Data for processing.
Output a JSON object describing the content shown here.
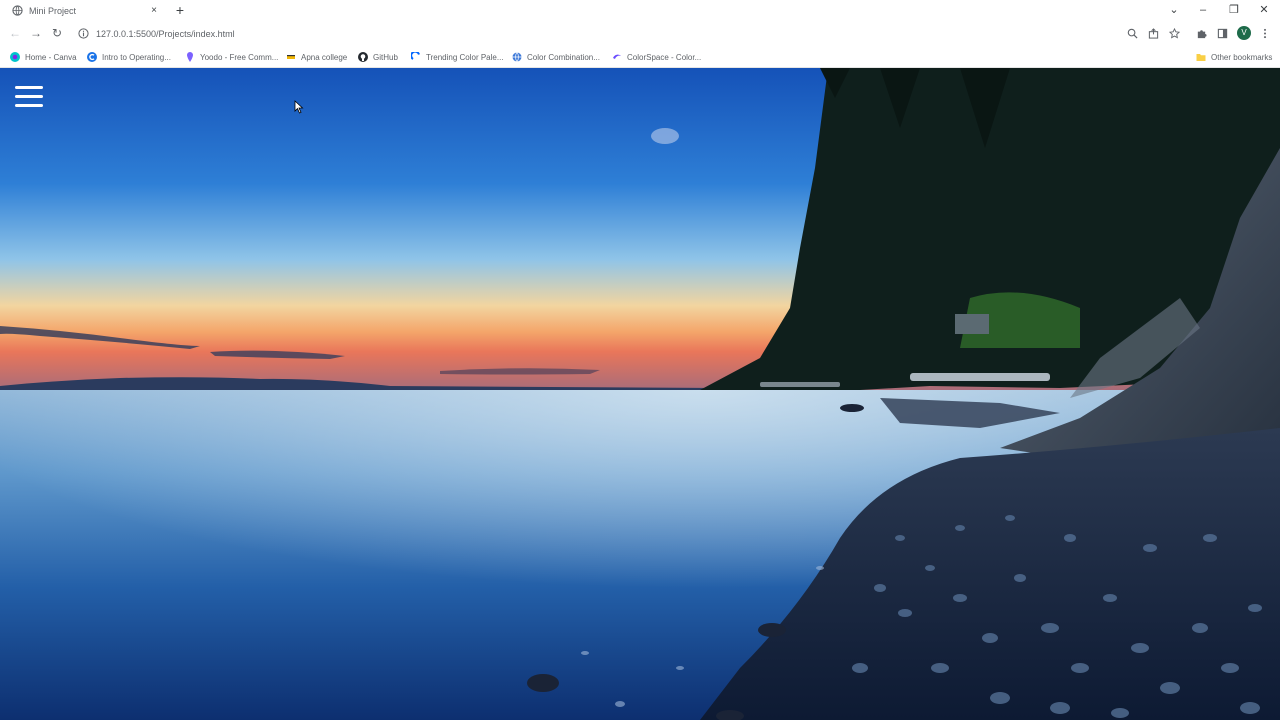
{
  "browser": {
    "tab": {
      "title": "Mini Project",
      "close_glyph": "×"
    },
    "new_tab_glyph": "+",
    "window_controls": {
      "dropdown": "⌄",
      "minimize": "–",
      "restore": "❐",
      "close": "✕"
    },
    "nav": {
      "back": "←",
      "forward": "→",
      "reload": "↻"
    },
    "url": "127.0.0.1:5500/Projects/index.html",
    "profile_initial": "V",
    "bookmarks": [
      {
        "label": "Home - Canva",
        "icon": "canva-icon",
        "color": "#00c4cc"
      },
      {
        "label": "Intro to Operating...",
        "icon": "c-icon",
        "color": "#1a73e8"
      },
      {
        "label": "Yoodo - Free Comm...",
        "icon": "pin-icon",
        "color": "#7b61ff"
      },
      {
        "label": "Apna college",
        "icon": "apna-icon",
        "color": "#f2b705"
      },
      {
        "label": "GitHub",
        "icon": "github-icon",
        "color": "#24292f"
      },
      {
        "label": "Trending Color Pale...",
        "icon": "coolors-icon",
        "color": "#0066ff"
      },
      {
        "label": "Color Combination...",
        "icon": "globe-icon",
        "color": "#3c78d8"
      },
      {
        "label": "ColorSpace - Color...",
        "icon": "colorspace-icon",
        "color": "#6a4cff"
      }
    ],
    "other_bookmarks": "Other bookmarks"
  },
  "page": {
    "menu_icon": "hamburger-icon",
    "background": "ocean-sunset-landscape"
  }
}
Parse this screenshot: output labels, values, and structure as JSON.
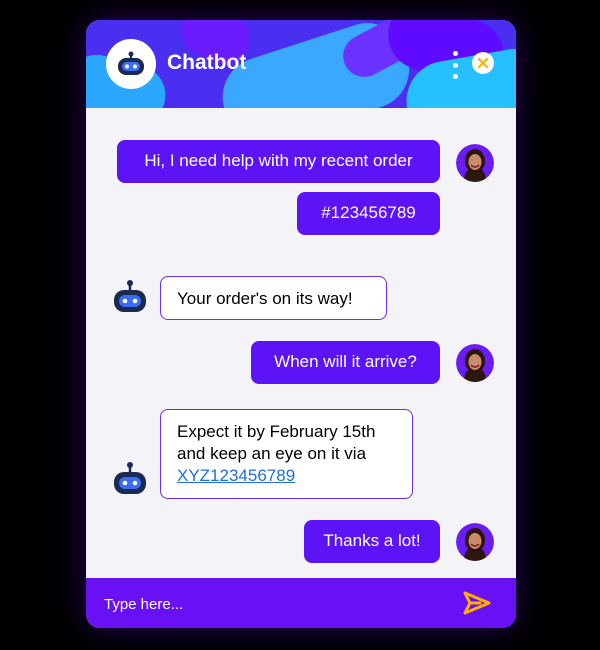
{
  "app": {
    "title": "Chatbot"
  },
  "messages": {
    "user_1a": "Hi, I need help with my recent order",
    "user_1b": "#123456789",
    "bot_1": "Your order's on its way!",
    "user_2": "When will it arrive?",
    "bot_2": {
      "line1": "Expect it by February 15th",
      "line2": "and keep an eye on it via",
      "link": "XYZ123456789"
    },
    "user_3": "Thanks a lot!"
  },
  "input": {
    "placeholder": "Type here..."
  },
  "icons": {
    "bot": "robot-icon",
    "menu": "more-vertical-icon",
    "close": "close-icon",
    "send": "send-icon",
    "user": "user-avatar"
  },
  "colors": {
    "accent": "#5c13f6",
    "input_bar": "#6a10f5",
    "close": "#ffb000",
    "send": "#ffb000",
    "link": "#1f6fe0"
  }
}
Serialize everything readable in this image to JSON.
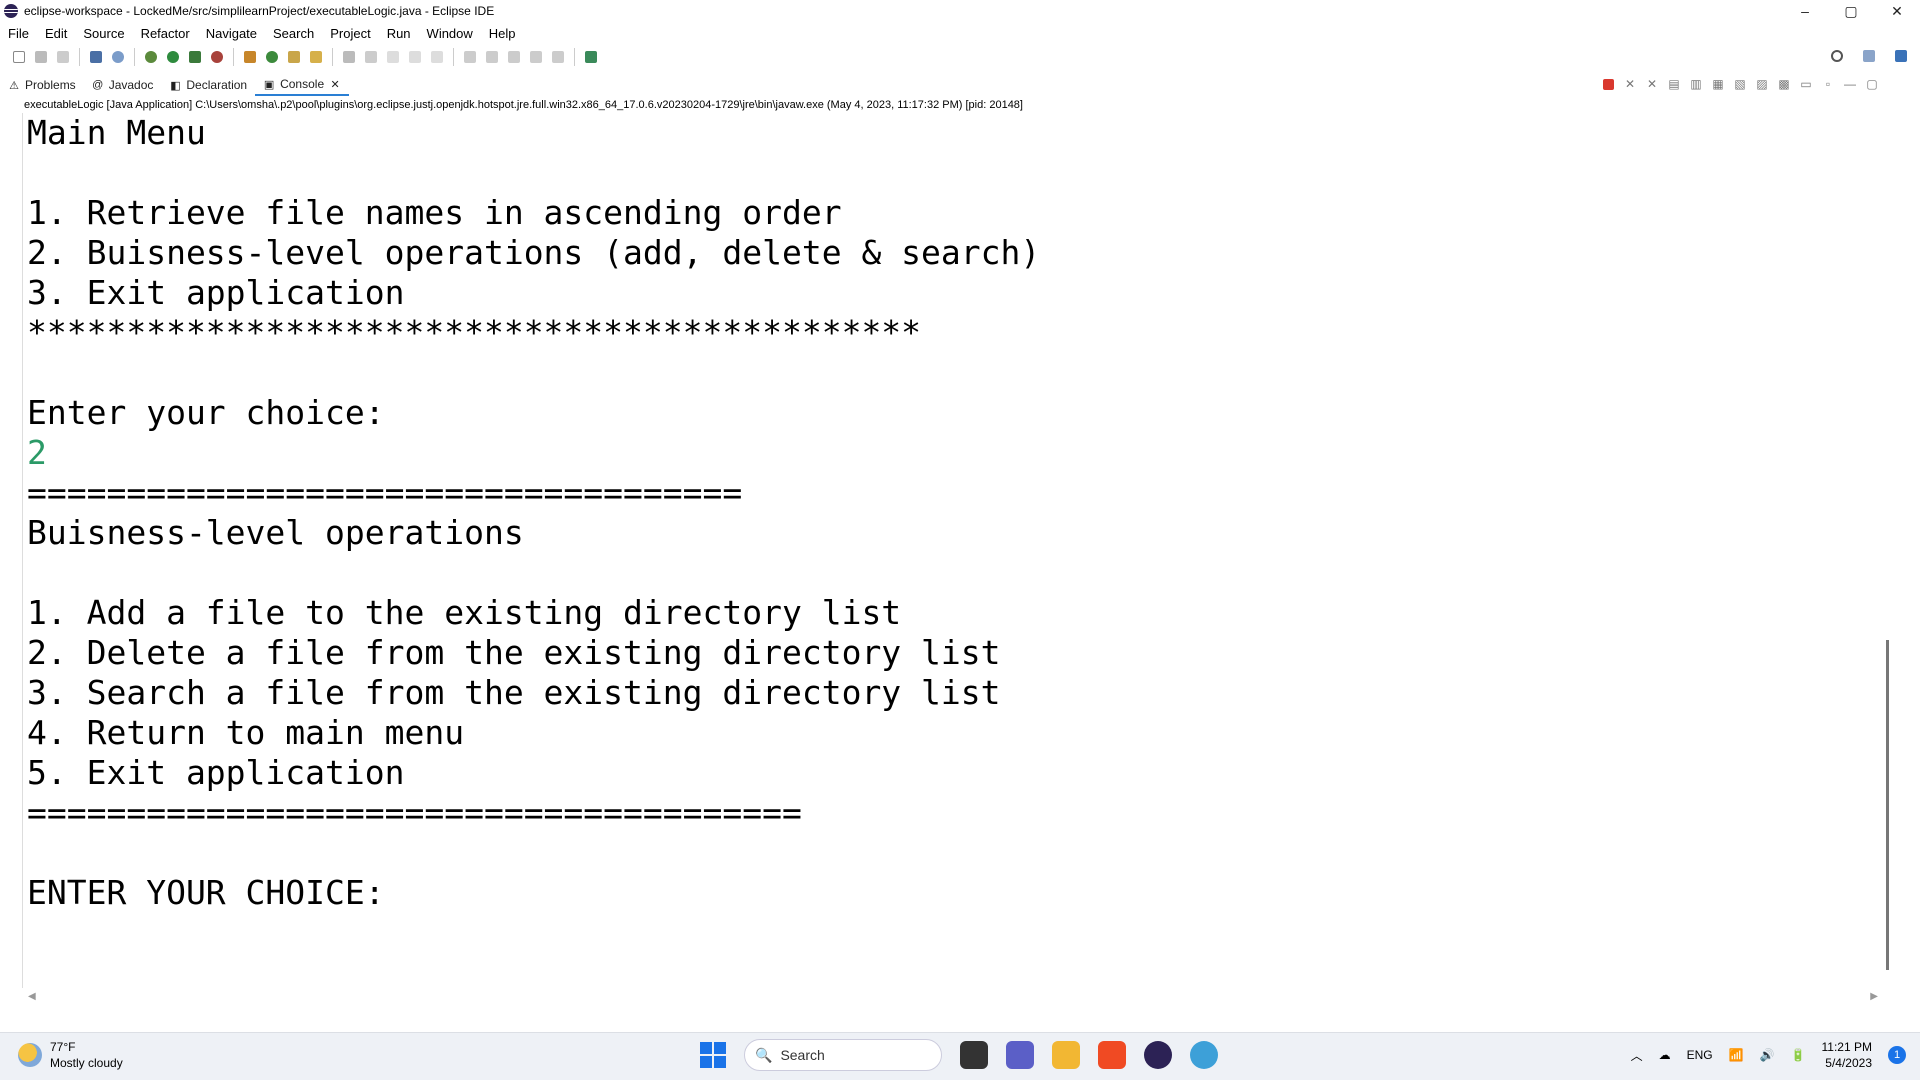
{
  "window": {
    "title": "eclipse-workspace - LockedMe/src/simplilearnProject/executableLogic.java - Eclipse IDE",
    "controls": [
      "–",
      "▢",
      "✕"
    ]
  },
  "menu": [
    "File",
    "Edit",
    "Source",
    "Refactor",
    "Navigate",
    "Search",
    "Project",
    "Run",
    "Window",
    "Help"
  ],
  "views": {
    "tabs": [
      {
        "label": "Problems",
        "icon": "problems-icon"
      },
      {
        "label": "Javadoc",
        "icon": "javadoc-icon"
      },
      {
        "label": "Declaration",
        "icon": "declaration-icon"
      },
      {
        "label": "Console",
        "icon": "console-icon",
        "active": true
      }
    ],
    "close_glyph": "✕"
  },
  "console": {
    "launch_info": "executableLogic [Java Application] C:\\Users\\omsha\\.p2\\pool\\plugins\\org.eclipse.justj.openjdk.hotspot.jre.full.win32.x86_64_17.0.6.v20230204-1729\\jre\\bin\\javaw.exe  (May 4, 2023, 11:17:32 PM) [pid: 20148]",
    "output_top": "Main Menu\n\n1. Retrieve file names in ascending order\n2. Buisness-level operations (add, delete & search)\n3. Exit application\n*********************************************\n\nEnter your choice:",
    "user_input": "2",
    "output_bottom": "====================================\nBuisness-level operations\n\n1. Add a file to the existing directory list\n2. Delete a file from the existing directory list\n3. Search a file from the existing directory list\n4. Return to main menu\n5. Exit application\n=======================================\n\nENTER YOUR CHOICE:"
  },
  "taskbar": {
    "weather_temp": "77°F",
    "weather_desc": "Mostly cloudy",
    "search_label": "Search",
    "lang": "ENG",
    "time": "11:21 PM",
    "date": "5/4/2023",
    "notifications": "1"
  }
}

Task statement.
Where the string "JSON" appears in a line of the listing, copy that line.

Result of the task.
Output a JSON object describing the content shown here.
Parse this screenshot: output labels, values, and structure as JSON.
Serialize everything readable in this image to JSON.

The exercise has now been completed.